On March 19 I visit Sendai Airport, which was incapacitated by a 2-meter tsunami-induced flood. I visited the beach close by and I found 6-meter-high seawalls destroyed. It was a massive, impressive concrete fortress. However, the land side of the wall had eroded heavily. All the concrete was blown away, and the interior soil was eroded and exposed. This was caused by over-topping and suction of the wave. No one had engineered the seawall to have waves go over it.
I think nature will outdo us if we are not diligent in our designs. She will come up with bigger waves and bigger earthquakes to destroy our walls, buildings, and cities. Civilization is fragile. In just 90 seconds, we lost a big piece of eastern Japan. There is no power, no gas, no food, and no water. As of now, we do not know when these things will be restored. Lives and communities were lost forever. Japan is one of the most technically sophisticated nations in the world. They understand earthquakes, tsunamis, and nuclear energy. Even so, they were not able to sustain civilization here. The implication for the rest of world, including the United States, is significant. I think we engineers have become too arrogant and too confident about our designs and understanding of nature. This disaster proved otherwise.
I have to leave Sendai quickly. I need to present my findings at the University of Tokyo tonight. Professor Wada from my alma mater, Tokyo Institute of Technology, arranged this meeting. It will be nice to see my mentor again. As we are driving back to Tokyo on the freeway, I feel the need to stay in Sendai to help. Three hundred thousand people have lost homes and millions more do not have food or gas. I feel tremendous guilt over removing myself from this disaster. I will be back.

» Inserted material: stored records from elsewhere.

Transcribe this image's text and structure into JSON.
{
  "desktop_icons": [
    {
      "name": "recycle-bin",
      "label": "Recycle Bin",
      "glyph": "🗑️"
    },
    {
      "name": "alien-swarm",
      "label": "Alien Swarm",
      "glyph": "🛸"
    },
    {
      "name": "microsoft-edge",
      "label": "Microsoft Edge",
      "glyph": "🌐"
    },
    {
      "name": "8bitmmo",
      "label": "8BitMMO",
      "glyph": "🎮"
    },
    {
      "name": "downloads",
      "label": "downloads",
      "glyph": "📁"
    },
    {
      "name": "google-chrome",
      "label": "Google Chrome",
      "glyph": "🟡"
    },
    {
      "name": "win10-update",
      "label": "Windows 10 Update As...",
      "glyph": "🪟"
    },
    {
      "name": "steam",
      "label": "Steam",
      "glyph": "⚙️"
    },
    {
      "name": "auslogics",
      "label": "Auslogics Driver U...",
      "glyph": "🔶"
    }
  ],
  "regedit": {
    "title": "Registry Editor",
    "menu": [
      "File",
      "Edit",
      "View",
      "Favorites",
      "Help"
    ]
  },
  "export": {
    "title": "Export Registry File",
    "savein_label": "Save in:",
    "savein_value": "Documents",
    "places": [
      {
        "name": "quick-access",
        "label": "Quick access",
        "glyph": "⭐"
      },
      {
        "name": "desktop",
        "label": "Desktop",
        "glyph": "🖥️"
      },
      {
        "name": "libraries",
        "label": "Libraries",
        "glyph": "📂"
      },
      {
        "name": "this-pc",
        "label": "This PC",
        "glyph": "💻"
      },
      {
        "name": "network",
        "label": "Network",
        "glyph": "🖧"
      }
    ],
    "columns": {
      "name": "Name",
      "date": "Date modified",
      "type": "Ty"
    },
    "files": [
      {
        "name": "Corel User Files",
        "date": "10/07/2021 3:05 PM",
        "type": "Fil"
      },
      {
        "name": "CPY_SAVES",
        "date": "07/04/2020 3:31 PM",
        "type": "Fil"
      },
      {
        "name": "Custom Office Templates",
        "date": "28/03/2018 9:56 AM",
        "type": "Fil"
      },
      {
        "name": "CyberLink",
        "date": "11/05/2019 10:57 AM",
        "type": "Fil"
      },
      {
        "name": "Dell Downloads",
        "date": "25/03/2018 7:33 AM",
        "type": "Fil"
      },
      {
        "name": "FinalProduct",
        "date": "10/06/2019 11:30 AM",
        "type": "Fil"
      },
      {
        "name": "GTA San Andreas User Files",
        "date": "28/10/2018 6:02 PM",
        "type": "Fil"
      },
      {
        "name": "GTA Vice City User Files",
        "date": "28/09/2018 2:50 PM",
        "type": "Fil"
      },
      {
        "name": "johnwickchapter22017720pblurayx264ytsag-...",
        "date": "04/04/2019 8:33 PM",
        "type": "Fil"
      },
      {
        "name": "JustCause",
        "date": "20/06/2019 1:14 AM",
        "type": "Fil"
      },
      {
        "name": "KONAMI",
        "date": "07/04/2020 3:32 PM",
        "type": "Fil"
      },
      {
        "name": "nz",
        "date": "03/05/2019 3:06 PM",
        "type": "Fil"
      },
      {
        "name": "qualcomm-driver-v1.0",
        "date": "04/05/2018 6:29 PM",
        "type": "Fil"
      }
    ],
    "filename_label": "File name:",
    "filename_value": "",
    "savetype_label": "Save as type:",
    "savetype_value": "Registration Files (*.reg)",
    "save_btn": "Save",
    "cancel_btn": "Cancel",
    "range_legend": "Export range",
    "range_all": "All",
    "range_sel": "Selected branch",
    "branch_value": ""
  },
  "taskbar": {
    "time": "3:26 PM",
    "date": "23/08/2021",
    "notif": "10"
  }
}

A day later, I walk out of the arrivals at San Francisco International Airport and my wife and kids run up to meet me. My five-year-old boy hugs me tight and does not want to let me go. My mind briefly flashes to an image of a little boy who was crying in a cold, snowy town that was destroyed.